Looking back at the past few weeks, it’s interesting to see how my daily routine in Ghana has changed. Throughout college, as I led service trips to Ghana for other undergrads, my focus was exposing my travel companions to the genuine “Ghanaian experience”…sweaty tro-tro rides, broken-down buses, trips to the market. In the past 20 days, meeting with hospitals and officials in 4 of Ghana’s regions and traveling through several more, I have found myself increasingly opting for efficiency and professionalism—riding to site visits in government cars, trading shorts for dress pants and a polo, and using a mobile internet modem. In the past, I found myself looking at people riding in USAID SUVs with a certain amount of judgment. Now, as I have made the personal transition from a student volunteer to a director of a nonprofit, I understand that getting the job done (while sticking to our shoestring budget!) is the first priority. I appreciate all of the experiences that I have had, transportation nightmares and all, and know I will continue to have my fair share of Ghanaian adventures.

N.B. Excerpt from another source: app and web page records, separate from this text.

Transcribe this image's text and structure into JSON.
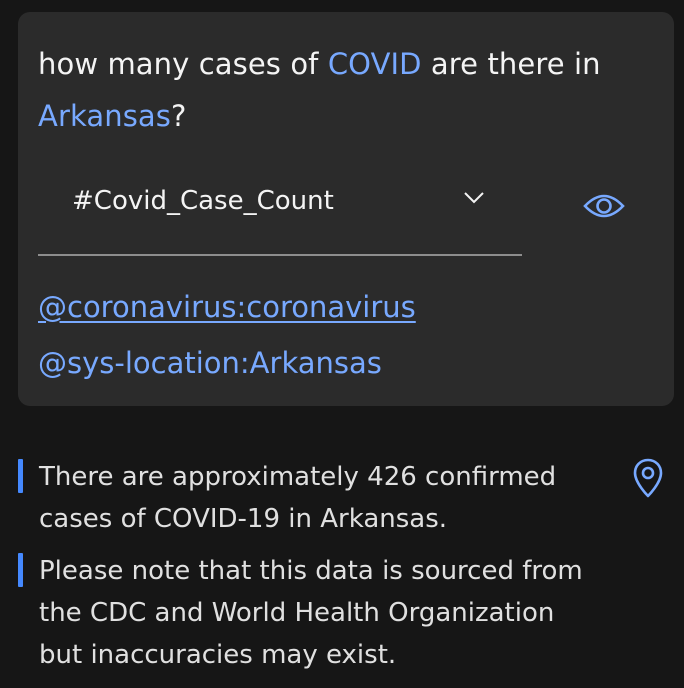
{
  "card": {
    "question": {
      "part1": "how many cases of ",
      "entity1": "COVID",
      "part2": " are there in ",
      "entity2": "Arkansas",
      "part3": "?"
    },
    "intent_select": {
      "value": "#Covid_Case_Count",
      "chevron_icon": "chevron-down-icon"
    },
    "view_icon": "eye-icon",
    "entities": [
      "@coronavirus:coronavirus",
      "@sys-location:Arkansas"
    ]
  },
  "responses": [
    {
      "text": "There are approximately 426 confirmed cases of COVID-19 in Arkansas."
    },
    {
      "text": "Please note that this data is sourced from the CDC and World Health Organization but inaccuracies may exist."
    }
  ],
  "location_icon": "location-pin-icon",
  "colors": {
    "background": "#161616",
    "card": "#2b2b2b",
    "accent": "#78a9ff",
    "response_bar": "#4589ff",
    "text": "#f4f4f4"
  }
}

I’m writing this post from the airport in Accra, waiting at the gate to board my flight to JFK. I cannot believe how fast the past few weeks flew by, but I’m happy with how much I have accomplished and ready to tackle the states-side aspects of preparing our next shipments. Goodbye to Ghana, my now-destroyed black flats (that somehow made it through 3 trips to Ghana and 9 med school interviews), my much-needed sweat rag (slightly smelly but so necessary), eating fish at bus stations (I think I my meal last night broke every rule the travel clinic advises), and the wonderful people that have made this trip so enjoyable!